Construction company Saudi Binladin Group has laid off 50,000 staff, as pressure on the industry rises amid an era of cheap oil. The total workforce at Binladin, one of Saudi Arabia's biggest firms and among the Middle East's largest builders, is around 200,000, according to its LinkedIn page.
Saudi newspaper Al Watan, citing unnamed sources, reported that the group has terminated the contracts of 50,000 workers - apparently all foreigners - and given them permanent exit visa to leave the Kingdom.
The paper said the workers refused to leave the country without getting paid and some had not received wages for more than four months. They were protesting in front of the Binladin's offices in the country almost daily, the paper added. Binladin did not immediately reply to an email seeking comment on Friday.

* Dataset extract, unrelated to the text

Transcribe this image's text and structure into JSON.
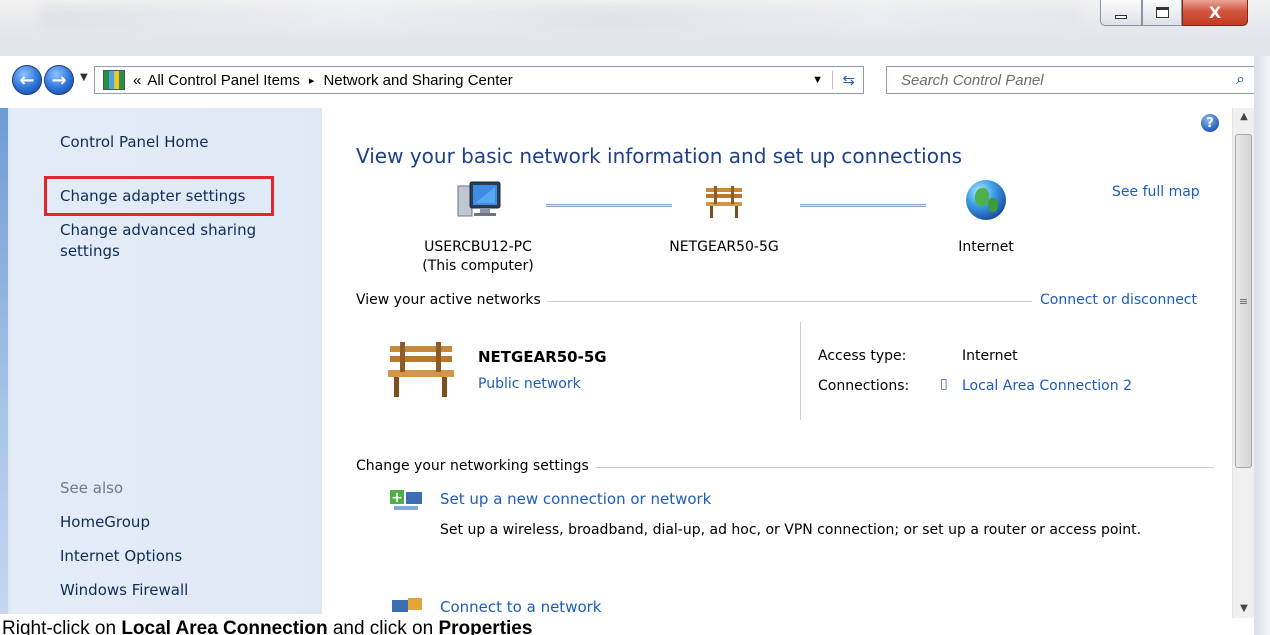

The company has had a series of pay disputes with workers this year. In March, scores of workers gathered outside one of the company's office in Saudi Arabia to demand unpaid wages. Binladin built many of the Kingdom's flagship infrastructure projects including airports, roads, and skyscrapers.
Kuwait also plans to cut the number of foreign workers and laws aimed at reducing the number of expatriate workers are being contemplated. the ministry's efforts to regulate the labour market, curb the phenomenon of marginal labour and restore the demographic equilibrium of the country has been on for some time now.
Kuwait, a country of 4.3 million, has relied on foreign labour for decades, particularly in the private sector. Fifty-five percent of the population is Asian, and Kuwait employs 700,000 domestic workers alone.
Eighty 80 percent of the 350,000-strong Kuwaiti workforce has government jobs, where salaries tend to be higher. The expatriate population has become an issue recently amid rising public criticism of the country's economic development. Kuwait's wage and subsidy bill is the largest part of its national budget, and critics have accused expatriates of being a drain on government finances.
Foreign labour is also a charged topic in part because many associate it with Kuwait's more than 100,000 stateless residents, known as the bedoon. Although many have lived in Kuwait for generations, they lack access to even basic services such as education and the ability to take on official work.
Kuwait has said it expects to post a record $38bn annual budget deficit in the next financial year due to falling oil prices. The shortfall for the 2016-17 year is 30 percent of the country's gross domestic product. Kuwait said it expects to post a $23bn budget deficit in the current fiscal year 2015-16, the first after 16 years of surplus.